WORK INSTRUCTIONS – Would you return every line of the listing below that has "price" in it?

SUPPLIED RECORDS –

============================================================

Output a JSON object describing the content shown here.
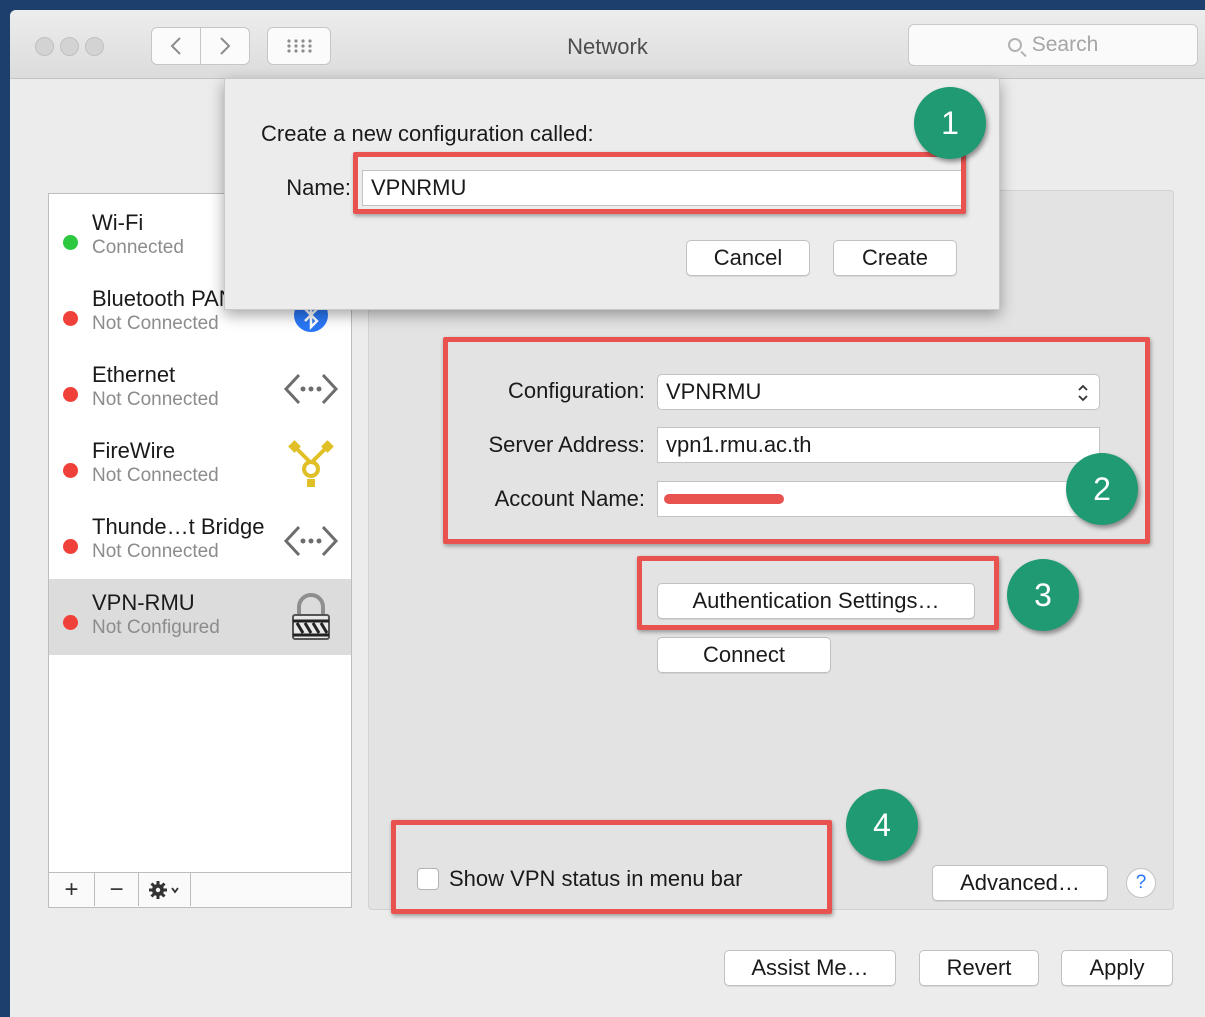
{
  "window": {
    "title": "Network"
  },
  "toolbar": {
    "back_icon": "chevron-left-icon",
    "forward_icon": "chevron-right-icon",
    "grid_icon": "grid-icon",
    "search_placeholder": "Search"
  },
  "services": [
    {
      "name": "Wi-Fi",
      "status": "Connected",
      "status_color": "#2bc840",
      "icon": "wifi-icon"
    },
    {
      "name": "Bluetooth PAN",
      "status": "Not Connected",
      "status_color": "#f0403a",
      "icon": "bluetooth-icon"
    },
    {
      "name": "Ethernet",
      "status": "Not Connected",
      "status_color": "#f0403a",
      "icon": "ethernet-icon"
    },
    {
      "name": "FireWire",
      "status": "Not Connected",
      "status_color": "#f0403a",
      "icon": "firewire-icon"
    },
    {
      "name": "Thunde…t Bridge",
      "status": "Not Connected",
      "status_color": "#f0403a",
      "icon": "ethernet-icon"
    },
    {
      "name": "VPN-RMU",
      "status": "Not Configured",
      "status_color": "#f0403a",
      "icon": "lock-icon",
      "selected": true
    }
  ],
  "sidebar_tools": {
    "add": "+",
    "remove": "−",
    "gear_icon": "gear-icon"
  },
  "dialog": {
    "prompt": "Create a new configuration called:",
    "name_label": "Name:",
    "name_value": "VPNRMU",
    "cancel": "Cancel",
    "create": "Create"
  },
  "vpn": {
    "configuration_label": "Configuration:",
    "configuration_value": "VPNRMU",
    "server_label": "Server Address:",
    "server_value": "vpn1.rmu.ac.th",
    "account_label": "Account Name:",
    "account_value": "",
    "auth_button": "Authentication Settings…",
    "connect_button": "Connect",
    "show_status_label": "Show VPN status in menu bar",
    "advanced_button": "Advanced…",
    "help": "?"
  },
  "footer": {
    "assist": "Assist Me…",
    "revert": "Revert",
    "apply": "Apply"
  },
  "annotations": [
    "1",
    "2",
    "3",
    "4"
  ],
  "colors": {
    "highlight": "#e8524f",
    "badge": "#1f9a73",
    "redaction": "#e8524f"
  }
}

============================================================

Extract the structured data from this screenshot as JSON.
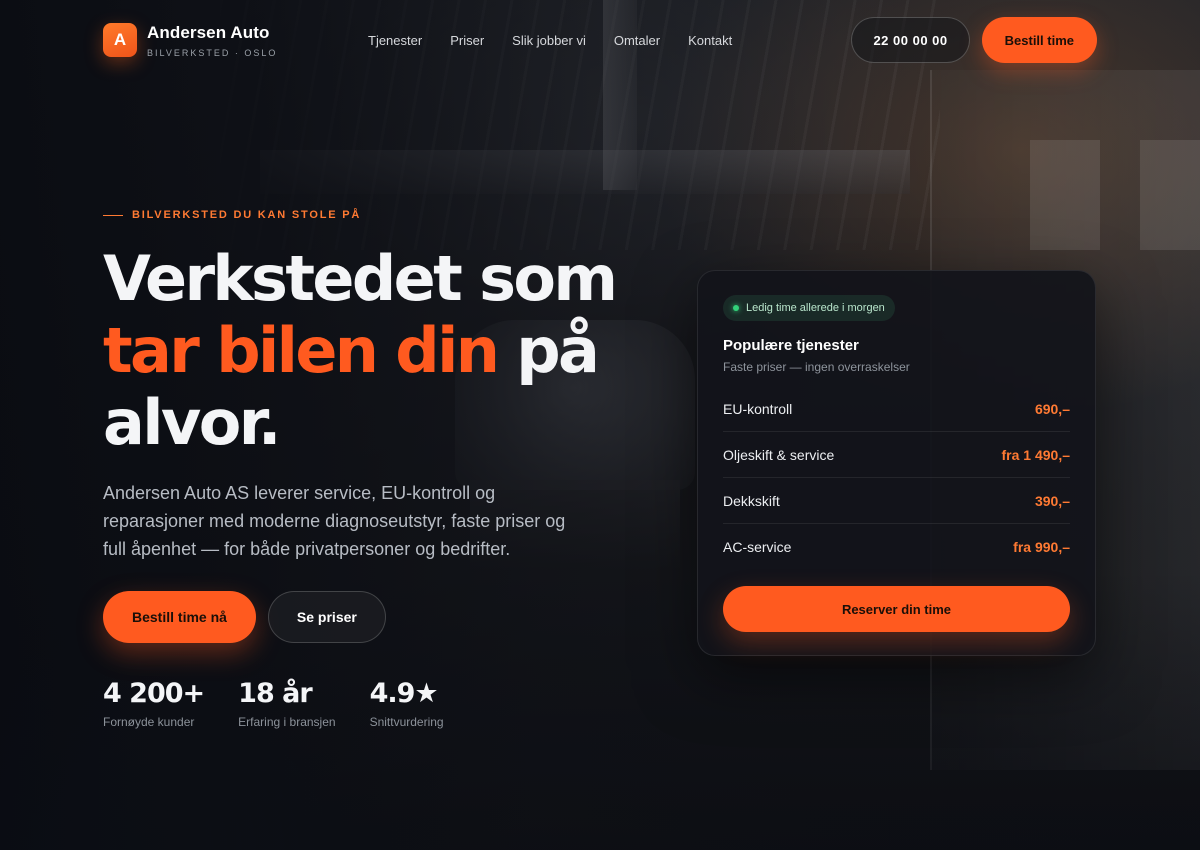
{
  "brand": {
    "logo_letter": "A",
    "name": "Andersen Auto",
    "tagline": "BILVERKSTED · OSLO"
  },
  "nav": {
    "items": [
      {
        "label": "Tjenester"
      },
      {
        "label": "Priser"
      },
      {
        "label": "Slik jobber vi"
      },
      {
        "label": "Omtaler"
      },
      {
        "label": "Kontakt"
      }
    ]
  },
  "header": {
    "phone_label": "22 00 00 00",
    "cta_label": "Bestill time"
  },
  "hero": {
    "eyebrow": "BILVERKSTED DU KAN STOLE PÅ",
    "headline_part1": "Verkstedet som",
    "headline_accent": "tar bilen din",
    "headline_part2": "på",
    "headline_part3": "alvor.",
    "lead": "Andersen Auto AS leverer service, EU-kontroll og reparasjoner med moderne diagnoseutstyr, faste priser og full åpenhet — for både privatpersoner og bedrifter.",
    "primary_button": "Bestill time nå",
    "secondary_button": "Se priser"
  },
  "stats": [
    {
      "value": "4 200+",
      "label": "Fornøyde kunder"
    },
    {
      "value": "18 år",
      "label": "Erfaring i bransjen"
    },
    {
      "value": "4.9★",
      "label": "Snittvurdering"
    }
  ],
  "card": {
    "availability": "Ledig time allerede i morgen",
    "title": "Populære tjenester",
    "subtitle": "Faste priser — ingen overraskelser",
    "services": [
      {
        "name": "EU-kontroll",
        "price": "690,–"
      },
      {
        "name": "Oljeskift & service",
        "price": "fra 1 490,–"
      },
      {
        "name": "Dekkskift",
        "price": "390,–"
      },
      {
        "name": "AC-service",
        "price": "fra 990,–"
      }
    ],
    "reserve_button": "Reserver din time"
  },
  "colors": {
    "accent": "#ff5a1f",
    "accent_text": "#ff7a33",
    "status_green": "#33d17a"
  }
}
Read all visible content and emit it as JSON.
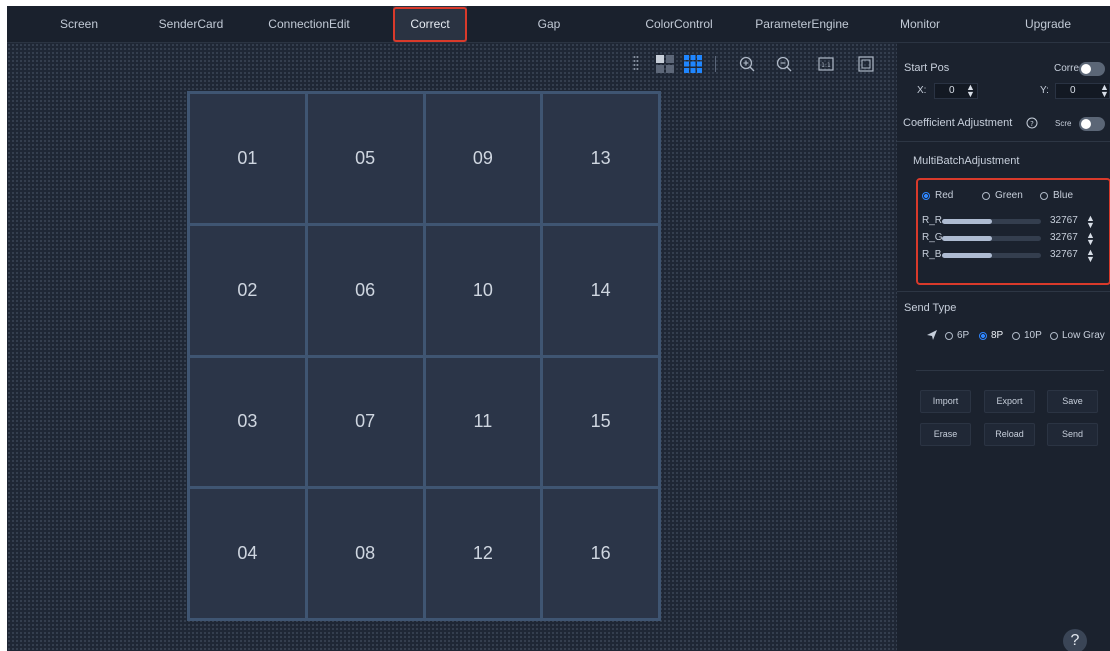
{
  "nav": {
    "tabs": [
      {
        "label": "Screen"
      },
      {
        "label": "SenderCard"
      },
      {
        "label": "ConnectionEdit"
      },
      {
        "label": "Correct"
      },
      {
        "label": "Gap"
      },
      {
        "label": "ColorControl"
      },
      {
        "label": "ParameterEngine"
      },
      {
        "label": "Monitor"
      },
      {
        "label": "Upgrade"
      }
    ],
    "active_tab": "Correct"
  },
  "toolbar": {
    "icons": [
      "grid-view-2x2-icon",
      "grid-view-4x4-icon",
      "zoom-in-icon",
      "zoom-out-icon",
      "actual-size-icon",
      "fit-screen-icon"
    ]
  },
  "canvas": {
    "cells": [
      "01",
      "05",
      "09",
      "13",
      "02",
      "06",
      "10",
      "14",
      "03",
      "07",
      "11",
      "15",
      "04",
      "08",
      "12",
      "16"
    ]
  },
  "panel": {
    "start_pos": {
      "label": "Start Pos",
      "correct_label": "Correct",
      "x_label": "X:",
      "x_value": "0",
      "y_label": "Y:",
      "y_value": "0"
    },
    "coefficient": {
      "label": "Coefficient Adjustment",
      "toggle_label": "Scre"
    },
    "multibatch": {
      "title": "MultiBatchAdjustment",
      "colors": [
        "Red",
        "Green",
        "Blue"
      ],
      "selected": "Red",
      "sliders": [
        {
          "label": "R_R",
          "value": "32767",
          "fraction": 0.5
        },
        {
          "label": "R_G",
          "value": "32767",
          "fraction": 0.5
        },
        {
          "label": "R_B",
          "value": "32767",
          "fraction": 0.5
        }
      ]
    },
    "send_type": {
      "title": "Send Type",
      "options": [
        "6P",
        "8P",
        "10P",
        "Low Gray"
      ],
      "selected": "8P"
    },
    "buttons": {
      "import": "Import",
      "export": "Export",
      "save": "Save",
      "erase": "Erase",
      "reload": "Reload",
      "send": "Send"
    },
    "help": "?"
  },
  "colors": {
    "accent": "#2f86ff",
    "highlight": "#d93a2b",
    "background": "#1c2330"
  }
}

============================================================

RESULT –
        "price": "690,–"
        "price": "fra 1 490,–"
        "price": "390,–"
        "price": "fra 990,–"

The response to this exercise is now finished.